Wednesday, September 28, 2011

Linking Readers to the Eternal

Our congratulations to Melissa Hambrick! You are the winner of the Teeth and Bones contest. Contact Bonnie Grrrrrrove. (Smile.)

My cousin had a remarkable experience this week as her elderly mother was dying. She left the room for a moment, and the hospice workers came running to get her.

“You have to see this,” they said, and led her back into the hospital room. There my frail aunt lay, her arms up in the air. “She’s reaching up to heaven,” one of them said.

My sister in law recounts a sudden “great big grin” on the face of her elderly mother as she passed from life to eternity.

And my best friend witnessed the sudden passing of a good friend in college, who fell prey to a virulent infection. Just before the young man passed, he sat upright in the bed in the presence of several people, pointed to the sky and said, “Look! I see the Lord!”

These are stories told to me by people I know well, and trust. I think they illustrate the permeability of the thin veil between the seen and the unseen, between the temporal and the eternal. For just those moments, people on the cusp of eternity straddled two worlds.

Although these stories are true, the telling of them reminds me of good fiction. When Bonnie posted on Monday about beginnings of novels, and invited you to enter your opening paragraphs, I believe she was asking you how you introduce someone’s mind to the eternal, to ideas beyond themselves, to concepts that will tie them to their God.

We are the lifting of arms to heaven, so people can see that we are sure of an eternal reward. Through our writing, we are that great big grin of recognition of the One we love the most.

And we say it, either with words or with stories, “Look! I see the Lord!”


Anonymous said...

I always get such a shiver of anticipation when I hear stories like that of people's last moments in mortal bodies. Then my next thought is usually "I wish I hadn't behaved in such a disappointing manner yesterday," or some such. Thank the Lord His grace & mercy are so huge!

BK Jackson

Wendy Paine Miller said...

Very cool way to look at this.

And what a responsibility!
~ Wendy

Debbie Fuller Thomas said...

My father-in-law had a similar experience and he also heard beautiful music. It's so comforting, isn't it? I also knew a man who had an out of body experience when he flat-lined in surgery. He said he didn't want to come back, it was so wonderful.
Thanks for the great visual to carry with us as we create stories, Latayne.

Anonymous said...

My brother in law's grandfather had an experience like that. As he was passing, he smiled. His wife said, "What are you smiling about?" He said, "I see Jesus. He's beautiful."

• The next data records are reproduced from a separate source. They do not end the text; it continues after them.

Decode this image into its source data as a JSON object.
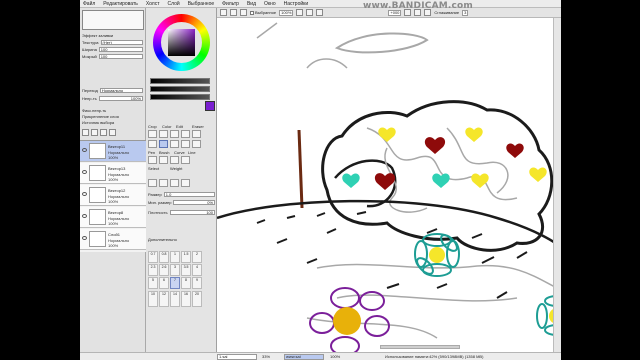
{
  "menu": [
    "Файл",
    "Редактировать",
    "Холст",
    "Слой",
    "Выбранное",
    "Фильтр",
    "Вид",
    "Окно",
    "Настройки"
  ],
  "toolbar": {
    "zoom": "100%",
    "antialias_label": "Выбранное",
    "rotation": "+000",
    "smoothing_label": "Сглаживание",
    "smoothing_value": "3"
  },
  "watermark": "www.BANDICAM.com",
  "left_panel": {
    "fill_label": "Эффект заливки",
    "texture_label": "Текстура",
    "texture_value": "(Нет)",
    "width_label": "Ширина",
    "width_value": "100",
    "strength_label": "Мокрый",
    "strength_value": "100",
    "blend_label": "Переход",
    "blend_value": "Нормально",
    "opacity_label": "Непр-ть",
    "opacity_value": "100%",
    "pixel_lock": "Фикс.непр-ть",
    "clip_group": "Прикрепление слоя",
    "selection_source": "Источник выбора"
  },
  "layers": [
    {
      "name": "Вектор11",
      "mode": "Нормально",
      "pct": "100%",
      "selected": true
    },
    {
      "name": "Вектор13",
      "mode": "Нормально",
      "pct": "100%",
      "selected": false
    },
    {
      "name": "Вектор12",
      "mode": "Нормально",
      "pct": "100%",
      "selected": false
    },
    {
      "name": "Вектор8",
      "mode": "Нормально",
      "pct": "100%",
      "selected": false
    },
    {
      "name": "Слой1",
      "mode": "Нормально",
      "pct": "100%",
      "selected": false
    }
  ],
  "tools": {
    "row_labels": [
      "Crop",
      "Color",
      "Edit",
      "Eraser"
    ],
    "pen_label": "Pen",
    "brush_label": "Brush",
    "curve_label": "Curve",
    "line_label": "Line",
    "select_label": "Select",
    "weight_label": "Weight",
    "size_label": "Размер",
    "size_value": "1.0",
    "min_size_label": "Мин. размер",
    "min_size_value": "0%",
    "density_label": "Плотность",
    "density_value": "100",
    "advanced_label": "Дополнительно",
    "sizes_row1": [
      "0.7",
      "0.8",
      "1",
      "1.5",
      "2"
    ],
    "sizes_row2": [
      "2.3",
      "2.6",
      "3",
      "3.5",
      "4"
    ],
    "sizes_row3": [
      "5",
      "6",
      "7",
      "8",
      "9"
    ],
    "sizes_row4": [
      "10",
      "12",
      "14",
      "16",
      "20"
    ]
  },
  "status": {
    "file": "1.sai",
    "file_zoom": "33%",
    "doc": "www.sai",
    "doc_zoom": "100%",
    "memory": "Использование памяти:42% (590/1398MB) (1358 MB)"
  },
  "colors": {
    "foreground": "#7a1fd0",
    "selected_layer": "#b9c9ef",
    "gray_ink": "#a8a8a8",
    "heart_red": "#8e0a0a",
    "heart_yellow": "#f5e62a",
    "heart_teal": "#2fd1b4",
    "flower_teal": "#1d9d94",
    "flower_purple": "#7b1f9a",
    "flower_center": "#e8b10a"
  }
}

Bring tears to my eyes to think of how we, as writers, can reflect that beauty of Jesus to our readers. I pray that I can do that to His glory.

Anonymous said...

What a beautiful post, Latayne. What an analogy. And what comfort to know that truly, "Precious in the sight of the Lord is the death of His saints."

Henrietta Frankensee said...

How I wish the English language had a word for the transition over the veil. Death is Christ's final enemy and should be regarded as a bad event. People without His hope have the correct impression.
What happens to a believer is not that at all. And I'm sure Jesus shows up at the side of 'almost believers' but they don't know to speak His Name or smile as they pass. I hope they learn quickly!
Writing beauty sometimes hurts in that awesome place associated with grief. Believers would recognise the upward call of that feeling immediately. 'Almost believers' must feel the nudge, the invitation to know Him now. As Wendy wrote, What a responsibility! To give that nudge in everything we do. To collectively accumulate the nudges in society until they overwhelm doubt.

Marian said...

I want my stories to exude the absolute truth that Jesus is the Truth.

Latayne C Scott said...

BK, there are a lot of events in my life that make me do a "reality check"-- to assure that I'm truly living on the reality of a coming time in heaven for myself. As Wendy said, it's a responsibility.

Debbie and Susie, thank you so much for sharing your stories. They are very touching.

Sharon, I was contrasting your observation that God regards the death of His people as something precious, while acknowledging that death is an enemy. It signifies the end result of sin in our lives, as Henrietta points out.

For all of us, facing death -- that of a loved one, that of ourselves-- brings us to acknowledge what is true, as Marian points out.

You have all blessed me with your observations today. Thank you!